• [Task description] From the line containing "Convert this screenshot" through the last line of the entries, set down every line exactly and add nothing.

• [Input for this task]
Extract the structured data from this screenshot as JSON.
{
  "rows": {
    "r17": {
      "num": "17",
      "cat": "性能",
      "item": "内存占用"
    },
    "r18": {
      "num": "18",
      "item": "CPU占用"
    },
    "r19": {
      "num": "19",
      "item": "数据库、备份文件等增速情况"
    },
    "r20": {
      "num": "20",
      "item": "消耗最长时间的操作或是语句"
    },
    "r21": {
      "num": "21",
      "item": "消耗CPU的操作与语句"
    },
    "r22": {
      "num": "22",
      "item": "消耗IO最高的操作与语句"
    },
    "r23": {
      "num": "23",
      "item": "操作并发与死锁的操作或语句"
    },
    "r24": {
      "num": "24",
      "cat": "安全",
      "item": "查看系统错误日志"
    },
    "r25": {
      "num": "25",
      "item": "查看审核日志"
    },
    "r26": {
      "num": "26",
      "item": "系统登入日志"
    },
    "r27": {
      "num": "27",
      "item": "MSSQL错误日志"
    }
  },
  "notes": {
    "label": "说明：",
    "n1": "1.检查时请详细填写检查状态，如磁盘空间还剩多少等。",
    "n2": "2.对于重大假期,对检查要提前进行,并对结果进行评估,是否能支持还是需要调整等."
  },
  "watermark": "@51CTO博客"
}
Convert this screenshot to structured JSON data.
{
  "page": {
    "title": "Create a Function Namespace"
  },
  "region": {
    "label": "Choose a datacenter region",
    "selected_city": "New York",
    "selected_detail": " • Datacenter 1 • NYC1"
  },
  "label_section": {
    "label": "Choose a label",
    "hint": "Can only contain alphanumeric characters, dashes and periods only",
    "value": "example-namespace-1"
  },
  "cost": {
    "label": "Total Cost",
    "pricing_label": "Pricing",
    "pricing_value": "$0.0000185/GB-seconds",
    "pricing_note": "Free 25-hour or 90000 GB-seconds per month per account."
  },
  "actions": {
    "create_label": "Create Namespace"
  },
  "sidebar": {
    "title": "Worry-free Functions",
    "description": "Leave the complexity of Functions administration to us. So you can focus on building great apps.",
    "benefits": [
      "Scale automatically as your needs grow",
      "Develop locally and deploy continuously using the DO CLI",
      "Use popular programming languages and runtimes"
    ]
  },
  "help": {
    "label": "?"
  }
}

• [Answer to this exercise]
Convert this screenshot to structured JSON data.
{
  "page": {
    "title": "Create a Function Namespace"
  },
  "region": {
    "label": "Choose a datacenter region",
    "selected_city": "New York",
    "selected_detail": " • Datacenter 1 • NYC1"
  },
  "label_section": {
    "label": "Choose a label",
    "hint": "Can only contain alphanumeric characters, dashes and periods only",
    "value": "example-namespace-1"
  },
  "cost": {
    "label": "Total Cost",
    "pricing_label": "Pricing",
    "pricing_value": "$0.0000185/GB-seconds",
    "pricing_note": "Free 25-hour or 90000 GB-seconds per month per account."
  },
  "actions": {
    "create_label": "Create Namespace"
  },
  "sidebar": {
    "title": "Worry-free Functions",
    "description": "Leave the complexity of Functions administration to us. So you can focus on building great apps.",
    "benefits": [
      "Scale automatically as your needs grow",
      "Develop locally and deploy continuously using the DO CLI",
      "Use popular programming languages and runtimes"
    ]
  },
  "help": {
    "label": "?"
  }
}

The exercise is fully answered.